• CommentRowNumber1.
• CommentAuthorzskoda
• CommentTimeMay 25th 2012
• (edited May 25th 2012)

I have expanded theory adding more basics in classical syntactic approach.
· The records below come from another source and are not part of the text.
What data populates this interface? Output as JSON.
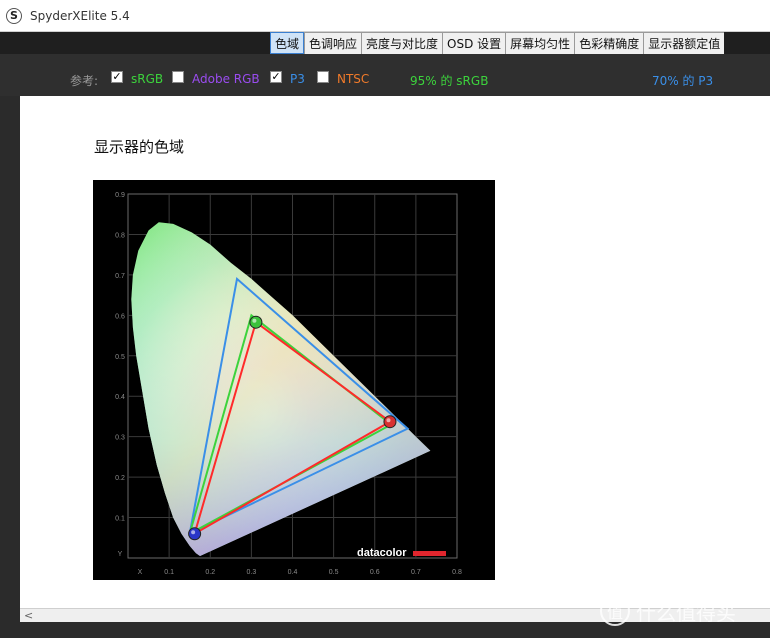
{
  "window": {
    "title": "SpyderXElite 5.4",
    "icon": "S"
  },
  "tabs": [
    {
      "label": "色域",
      "active": true
    },
    {
      "label": "色调响应",
      "active": false
    },
    {
      "label": "亮度与对比度",
      "active": false
    },
    {
      "label": "OSD 设置",
      "active": false
    },
    {
      "label": "屏幕均匀性",
      "active": false
    },
    {
      "label": "色彩精确度",
      "active": false
    },
    {
      "label": "显示器额定值",
      "active": false
    }
  ],
  "reference": {
    "label": "参考:",
    "options": [
      {
        "label": "sRGB",
        "checked": true,
        "color": "#3cd33c",
        "check": "✓"
      },
      {
        "label": "Adobe RGB",
        "checked": false,
        "color": "#9a4cf0",
        "check": ""
      },
      {
        "label": "P3",
        "checked": true,
        "color": "#3a8fe8",
        "check": "✓"
      },
      {
        "label": "NTSC",
        "checked": false,
        "color": "#f07a2a",
        "check": ""
      }
    ]
  },
  "stats": {
    "srgb": {
      "text": "95% 的 sRGB",
      "color": "#3cd33c"
    },
    "p3": {
      "text": "70% 的 P3",
      "color": "#3a8fe8"
    }
  },
  "content": {
    "title": "显示器的色域"
  },
  "chart_data": {
    "type": "scatter",
    "title": "",
    "xlabel": "X",
    "ylabel": "Y",
    "xlim": [
      0,
      0.8
    ],
    "ylim": [
      0,
      0.9
    ],
    "x_ticks": [
      "X",
      "0.1",
      "0.2",
      "0.3",
      "0.4",
      "0.5",
      "0.6",
      "0.7",
      "0.8"
    ],
    "y_ticks": [
      "Y",
      "0.1",
      "0.2",
      "0.3",
      "0.4",
      "0.5",
      "0.6",
      "0.7",
      "0.8",
      "0.9"
    ],
    "series": [
      {
        "name": "sRGB",
        "color": "#3cd33c",
        "points": [
          {
            "x": 0.64,
            "y": 0.33
          },
          {
            "x": 0.3,
            "y": 0.6
          },
          {
            "x": 0.15,
            "y": 0.06
          }
        ]
      },
      {
        "name": "P3",
        "color": "#3a8fe8",
        "points": [
          {
            "x": 0.68,
            "y": 0.32
          },
          {
            "x": 0.265,
            "y": 0.69
          },
          {
            "x": 0.15,
            "y": 0.06
          }
        ]
      },
      {
        "name": "",
        "color": "#ff2a2a",
        "points": [
          {
            "x": 0.637,
            "y": 0.337
          },
          {
            "x": 0.311,
            "y": 0.583
          },
          {
            "x": 0.162,
            "y": 0.06
          }
        ]
      }
    ],
    "grid": true,
    "logo": "datacolor"
  },
  "watermark": {
    "text": "什么值得买",
    "icon": "值"
  }
}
I added a new subsection

#### Set-theoretic models for a first-order theory in syntactic approach

The basic concept is of a structure for a first-order language $L$: a set $M$ together with an interpretation of $L$ in $M$. A theory is specified by a language and a set of sentences in $L$. An $L$-structure $M$ is a model of $T$ if for every sentence $\phi$ in $T$, its interpretation in $M$, $\phi^M$ is true (“$\phi$ holds in $M$”). We say that $T$ is consistent or satisfiable (relative to the universe in which we do model theory) if there exist at least one model for $T$ (in our universe). Two theories, $T_1$, $T_2$ are said to be equivalent if they have the same models.

Given a class $K$ of structures for $L$, there is a theory $Th(K)$ consisting of all sentences in $L$ which hold in every structure from $K$. Two structures $M$ and $N$ are elementary equivalent (sometimes written by equality $M=N$, sometimes said “elementarily equivalent”) if $Th(M)=Th(N)$, i.e. if they satisfy the same sentences in $L$. Any set of sentences which is equivalent to $Th(K)$ is called a set of axioms of $K$. A theory is said to be finitely axiomatizable if there exist a finite set of axioms for $K$.

A theory is said to be complete if it is equivalent to $Th(M)$ for some structure $M$.